In: Economics Unless I’m misunderstanding your question, it’s just a function of how the axes on the chart are defined. The x-axis (quantity demanded) increases from left to right and the y-axis (price) increases as you move up. So if you plot the two cases you describe (low demand + high price and high demand + low price) you get a downward sloping line. The demand curve isn’t a continuum; it’s a series of fixed points that happen to form a downward curve. The key thing to remember with both the supply and demand curves is that they represent the quantity of a given good or service that people will *be willing to* buy or produce *at a given price*.

If the price for an item is very high, many firms are willing to produce it, which creates a large supply, you end up with a surplus due to low demand. As firms compete with one another to move product, prices come down and sellers gradually exit the market, which eventually settles into equilibrium, where firms produce roughly the exact amount of that item as people are willing to purchase at that price. Price is the left, y axis and higher price is upward.

Quantity demanded (q) is bottom, x axis and more demand is to the right.

At a high Price (p), quantity (q) is low, so the curve starts in the upper left of the graph.
As p is lowered, q demanded increases…so the curve drops and “slips’ right., thurs a downward slope.

It is an inverse relationship…high price = lower demand, lower price = higher demand. Think of the points on the demand curve as an answer to this question: “How many units would be demanded at each individual price?”

Different people are willing to pay a different price for the same good. Some people have a lot of money, or they really like a good, so they would be willing to buy it for a high price. For example, there is somewhere out there that would pay \$10 for a can of a soft drink.
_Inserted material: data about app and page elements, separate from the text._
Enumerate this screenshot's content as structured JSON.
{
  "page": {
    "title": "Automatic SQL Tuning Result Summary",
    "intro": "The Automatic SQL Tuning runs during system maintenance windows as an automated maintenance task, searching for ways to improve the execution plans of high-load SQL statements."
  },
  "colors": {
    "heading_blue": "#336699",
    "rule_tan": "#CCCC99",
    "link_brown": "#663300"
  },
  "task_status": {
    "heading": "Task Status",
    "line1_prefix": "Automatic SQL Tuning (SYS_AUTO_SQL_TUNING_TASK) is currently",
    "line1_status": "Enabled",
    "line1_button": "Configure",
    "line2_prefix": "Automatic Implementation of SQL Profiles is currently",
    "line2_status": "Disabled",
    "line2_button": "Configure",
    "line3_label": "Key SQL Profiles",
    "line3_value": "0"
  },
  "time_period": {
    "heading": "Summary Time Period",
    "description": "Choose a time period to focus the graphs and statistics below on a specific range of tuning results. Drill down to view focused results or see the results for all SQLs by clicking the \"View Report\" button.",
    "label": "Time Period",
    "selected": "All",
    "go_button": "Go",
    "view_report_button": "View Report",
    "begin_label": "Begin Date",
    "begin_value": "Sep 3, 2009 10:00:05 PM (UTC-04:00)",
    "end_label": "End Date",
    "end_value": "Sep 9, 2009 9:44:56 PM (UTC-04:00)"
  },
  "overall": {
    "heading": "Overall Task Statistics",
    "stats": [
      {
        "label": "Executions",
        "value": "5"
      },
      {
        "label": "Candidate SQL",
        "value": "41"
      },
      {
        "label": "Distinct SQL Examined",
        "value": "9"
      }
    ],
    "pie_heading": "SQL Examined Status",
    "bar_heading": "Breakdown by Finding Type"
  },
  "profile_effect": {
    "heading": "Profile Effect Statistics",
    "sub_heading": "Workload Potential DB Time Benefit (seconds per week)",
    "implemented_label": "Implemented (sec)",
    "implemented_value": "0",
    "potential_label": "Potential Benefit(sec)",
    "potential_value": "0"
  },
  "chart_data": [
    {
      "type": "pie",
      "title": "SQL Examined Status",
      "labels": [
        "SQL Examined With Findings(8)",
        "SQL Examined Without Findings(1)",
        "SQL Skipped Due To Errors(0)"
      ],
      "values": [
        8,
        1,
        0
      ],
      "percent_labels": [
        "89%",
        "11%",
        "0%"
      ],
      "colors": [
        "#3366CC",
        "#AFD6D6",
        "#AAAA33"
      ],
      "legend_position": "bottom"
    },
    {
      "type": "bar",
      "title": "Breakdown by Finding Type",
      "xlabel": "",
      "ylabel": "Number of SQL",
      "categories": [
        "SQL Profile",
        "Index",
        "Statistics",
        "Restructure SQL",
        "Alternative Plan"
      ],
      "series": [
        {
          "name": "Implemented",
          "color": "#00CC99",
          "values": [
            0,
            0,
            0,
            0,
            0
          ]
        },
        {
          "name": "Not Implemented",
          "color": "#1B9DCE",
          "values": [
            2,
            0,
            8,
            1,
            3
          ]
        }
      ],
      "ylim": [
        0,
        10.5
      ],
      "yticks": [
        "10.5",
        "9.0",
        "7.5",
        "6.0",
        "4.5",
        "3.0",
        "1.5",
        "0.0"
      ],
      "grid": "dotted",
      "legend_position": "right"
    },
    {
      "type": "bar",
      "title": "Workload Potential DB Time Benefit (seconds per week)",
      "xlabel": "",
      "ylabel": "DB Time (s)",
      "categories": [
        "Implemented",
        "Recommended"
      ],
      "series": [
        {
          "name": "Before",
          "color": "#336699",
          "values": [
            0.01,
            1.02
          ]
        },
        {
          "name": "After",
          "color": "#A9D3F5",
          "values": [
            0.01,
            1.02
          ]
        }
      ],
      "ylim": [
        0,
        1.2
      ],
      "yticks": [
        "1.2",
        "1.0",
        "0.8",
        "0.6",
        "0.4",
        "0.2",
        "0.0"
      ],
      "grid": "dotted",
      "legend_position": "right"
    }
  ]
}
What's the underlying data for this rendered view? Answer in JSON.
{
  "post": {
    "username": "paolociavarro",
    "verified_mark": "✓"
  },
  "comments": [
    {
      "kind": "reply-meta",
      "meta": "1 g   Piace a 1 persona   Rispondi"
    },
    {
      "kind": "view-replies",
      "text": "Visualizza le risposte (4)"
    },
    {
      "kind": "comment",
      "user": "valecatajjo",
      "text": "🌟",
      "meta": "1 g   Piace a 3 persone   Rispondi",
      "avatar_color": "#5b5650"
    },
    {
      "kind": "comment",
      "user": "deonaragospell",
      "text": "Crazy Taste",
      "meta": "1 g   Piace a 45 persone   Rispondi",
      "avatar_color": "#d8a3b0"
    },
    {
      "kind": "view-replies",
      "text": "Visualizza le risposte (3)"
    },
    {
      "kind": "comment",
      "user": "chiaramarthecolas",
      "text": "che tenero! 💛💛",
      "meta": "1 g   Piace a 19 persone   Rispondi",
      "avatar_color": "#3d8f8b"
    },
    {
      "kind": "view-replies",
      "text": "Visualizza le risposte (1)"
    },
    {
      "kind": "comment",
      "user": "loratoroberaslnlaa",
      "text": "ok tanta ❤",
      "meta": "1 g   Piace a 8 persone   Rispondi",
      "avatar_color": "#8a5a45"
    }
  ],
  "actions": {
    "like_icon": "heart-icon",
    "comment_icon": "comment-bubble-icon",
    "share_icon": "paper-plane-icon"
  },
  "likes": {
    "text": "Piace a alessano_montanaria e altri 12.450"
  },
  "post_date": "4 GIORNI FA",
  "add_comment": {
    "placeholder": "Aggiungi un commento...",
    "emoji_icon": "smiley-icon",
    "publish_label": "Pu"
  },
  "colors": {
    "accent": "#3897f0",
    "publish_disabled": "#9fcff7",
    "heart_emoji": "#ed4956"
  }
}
Those “high paying people” are the points over on the “top” of the demand curve, where the price is high, and the corresponding quantity is low. “At a high price, only few customers are willing and able to purchase the good”.

But as the price slowly decreases (and you “move along” the demand curve from top to bottom), more and more interested buyers appear, until all possible interested buyers show up when the price eventually hits 0.

Also, as you’re looking at the demand curve, one curve, there is no “highest demand” and “lowest demand”. There are high points on the curve, there are low points on the curve, but the demand is that one, whole line. Demand can increase if the whole curve shifts to the right, or decrease if it shifts to the left.